--- START ---
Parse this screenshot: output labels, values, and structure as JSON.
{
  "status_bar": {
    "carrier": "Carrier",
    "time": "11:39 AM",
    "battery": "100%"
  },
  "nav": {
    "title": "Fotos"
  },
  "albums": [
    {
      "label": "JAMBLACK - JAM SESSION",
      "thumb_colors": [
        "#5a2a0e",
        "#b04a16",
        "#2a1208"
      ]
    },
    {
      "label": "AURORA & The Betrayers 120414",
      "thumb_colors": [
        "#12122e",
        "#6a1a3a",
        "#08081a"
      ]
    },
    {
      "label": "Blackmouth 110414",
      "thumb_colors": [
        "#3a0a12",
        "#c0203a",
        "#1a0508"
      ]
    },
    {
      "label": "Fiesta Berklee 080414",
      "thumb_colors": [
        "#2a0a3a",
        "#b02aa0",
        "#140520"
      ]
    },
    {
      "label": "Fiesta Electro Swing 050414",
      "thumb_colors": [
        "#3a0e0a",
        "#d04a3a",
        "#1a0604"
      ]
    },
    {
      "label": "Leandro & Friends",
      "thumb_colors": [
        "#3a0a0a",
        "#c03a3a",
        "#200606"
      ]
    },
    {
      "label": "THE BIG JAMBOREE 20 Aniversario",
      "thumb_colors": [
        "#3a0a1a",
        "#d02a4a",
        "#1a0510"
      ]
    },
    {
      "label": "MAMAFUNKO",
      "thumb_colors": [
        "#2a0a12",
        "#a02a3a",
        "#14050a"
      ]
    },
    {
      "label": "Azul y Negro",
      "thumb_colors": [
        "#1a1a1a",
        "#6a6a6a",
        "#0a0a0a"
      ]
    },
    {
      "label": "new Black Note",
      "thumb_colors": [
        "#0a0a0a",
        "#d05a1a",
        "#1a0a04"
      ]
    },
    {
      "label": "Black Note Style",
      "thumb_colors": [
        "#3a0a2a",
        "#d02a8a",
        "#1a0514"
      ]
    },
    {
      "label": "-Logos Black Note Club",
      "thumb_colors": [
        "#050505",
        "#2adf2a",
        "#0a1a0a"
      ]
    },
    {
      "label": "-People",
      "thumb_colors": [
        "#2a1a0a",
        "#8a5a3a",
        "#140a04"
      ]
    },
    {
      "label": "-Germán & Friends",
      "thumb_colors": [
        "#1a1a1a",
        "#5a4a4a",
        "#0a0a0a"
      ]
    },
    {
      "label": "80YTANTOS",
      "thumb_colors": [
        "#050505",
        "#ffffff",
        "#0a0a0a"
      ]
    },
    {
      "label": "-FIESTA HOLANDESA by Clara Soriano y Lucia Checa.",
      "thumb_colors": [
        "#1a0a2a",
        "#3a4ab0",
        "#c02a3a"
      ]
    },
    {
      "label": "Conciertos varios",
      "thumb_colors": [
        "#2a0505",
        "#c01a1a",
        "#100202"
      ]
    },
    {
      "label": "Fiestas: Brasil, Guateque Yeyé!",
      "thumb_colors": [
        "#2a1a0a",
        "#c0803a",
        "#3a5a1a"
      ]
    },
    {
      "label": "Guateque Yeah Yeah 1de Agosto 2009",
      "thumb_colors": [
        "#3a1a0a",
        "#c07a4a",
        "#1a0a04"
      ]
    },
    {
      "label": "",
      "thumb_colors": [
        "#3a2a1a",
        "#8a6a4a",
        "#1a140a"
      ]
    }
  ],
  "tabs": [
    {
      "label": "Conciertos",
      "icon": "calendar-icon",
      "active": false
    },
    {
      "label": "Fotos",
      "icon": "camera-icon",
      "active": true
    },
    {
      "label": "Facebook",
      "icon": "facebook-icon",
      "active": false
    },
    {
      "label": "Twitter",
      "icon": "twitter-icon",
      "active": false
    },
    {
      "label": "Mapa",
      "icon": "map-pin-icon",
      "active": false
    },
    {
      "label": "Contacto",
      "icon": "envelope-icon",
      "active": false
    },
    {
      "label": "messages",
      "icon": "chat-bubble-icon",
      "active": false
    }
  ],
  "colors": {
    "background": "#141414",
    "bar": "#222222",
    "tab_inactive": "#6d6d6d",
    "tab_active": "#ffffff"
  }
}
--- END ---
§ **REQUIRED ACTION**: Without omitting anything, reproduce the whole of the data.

§ **RESPONSE FOR THIS EXERCISE**:
Parse this screenshot: output labels, values, and structure as JSON.
{
  "status_bar": {
    "carrier": "Carrier",
    "time": "11:39 AM",
    "battery": "100%"
  },
  "nav": {
    "title": "Fotos"
  },
  "albums": [
    {
      "label": "JAMBLACK - JAM SESSION",
      "thumb_colors": [
        "#5a2a0e",
        "#b04a16",
        "#2a1208"
      ]
    },
    {
      "label": "AURORA & The Betrayers 120414",
      "thumb_colors": [
        "#12122e",
        "#6a1a3a",
        "#08081a"
      ]
    },
    {
      "label": "Blackmouth 110414",
      "thumb_colors": [
        "#3a0a12",
        "#c0203a",
        "#1a0508"
      ]
    },
    {
      "label": "Fiesta Berklee 080414",
      "thumb_colors": [
        "#2a0a3a",
        "#b02aa0",
        "#140520"
      ]
    },
    {
      "label": "Fiesta Electro Swing 050414",
      "thumb_colors": [
        "#3a0e0a",
        "#d04a3a",
        "#1a0604"
      ]
    },
    {
      "label": "Leandro & Friends",
      "thumb_colors": [
        "#3a0a0a",
        "#c03a3a",
        "#200606"
      ]
    },
    {
      "label": "THE BIG JAMBOREE 20 Aniversario",
      "thumb_colors": [
        "#3a0a1a",
        "#d02a4a",
        "#1a0510"
      ]
    },
    {
      "label": "MAMAFUNKO",
      "thumb_colors": [
        "#2a0a12",
        "#a02a3a",
        "#14050a"
      ]
    },
    {
      "label": "Azul y Negro",
      "thumb_colors": [
        "#1a1a1a",
        "#6a6a6a",
        "#0a0a0a"
      ]
    },
    {
      "label": "new Black Note",
      "thumb_colors": [
        "#0a0a0a",
        "#d05a1a",
        "#1a0a04"
      ]
    },
    {
      "label": "Black Note Style",
      "thumb_colors": [
        "#3a0a2a",
        "#d02a8a",
        "#1a0514"
      ]
    },
    {
      "label": "-Logos Black Note Club",
      "thumb_colors": [
        "#050505",
        "#2adf2a",
        "#0a1a0a"
      ]
    },
    {
      "label": "-People",
      "thumb_colors": [
        "#2a1a0a",
        "#8a5a3a",
        "#140a04"
      ]
    },
    {
      "label": "-Germán & Friends",
      "thumb_colors": [
        "#1a1a1a",
        "#5a4a4a",
        "#0a0a0a"
      ]
    },
    {
      "label": "80YTANTOS",
      "thumb_colors": [
        "#050505",
        "#ffffff",
        "#0a0a0a"
      ]
    },
    {
      "label": "-FIESTA HOLANDESA by Clara Soriano y Lucia Checa.",
      "thumb_colors": [
        "#1a0a2a",
        "#3a4ab0",
        "#c02a3a"
      ]
    },
    {
      "label": "Conciertos varios",
      "thumb_colors": [
        "#2a0505",
        "#c01a1a",
        "#100202"
      ]
    },
    {
      "label": "Fiestas: Brasil, Guateque Yeyé!",
      "thumb_colors": [
        "#2a1a0a",
        "#c0803a",
        "#3a5a1a"
      ]
    },
    {
      "label": "Guateque Yeah Yeah 1de Agosto 2009",
      "thumb_colors": [
        "#3a1a0a",
        "#c07a4a",
        "#1a0a04"
      ]
    },
    {
      "label": "",
      "thumb_colors": [
        "#3a2a1a",
        "#8a6a4a",
        "#1a140a"
      ]
    }
  ],
  "tabs": [
    {
      "label": "Conciertos",
      "icon": "calendar-icon",
      "active": false
    },
    {
      "label": "Fotos",
      "icon": "camera-icon",
      "active": true
    },
    {
      "label": "Facebook",
      "icon": "facebook-icon",
      "active": false
    },
    {
      "label": "Twitter",
      "icon": "twitter-icon",
      "active": false
    },
    {
      "label": "Mapa",
      "icon": "map-pin-icon",
      "active": false
    },
    {
      "label": "Contacto",
      "icon": "envelope-icon",
      "active": false
    },
    {
      "label": "messages",
      "icon": "chat-bubble-icon",
      "active": false
    }
  ],
  "colors": {
    "background": "#141414",
    "bar": "#222222",
    "tab_inactive": "#6d6d6d",
    "tab_active": "#ffffff"
  }
}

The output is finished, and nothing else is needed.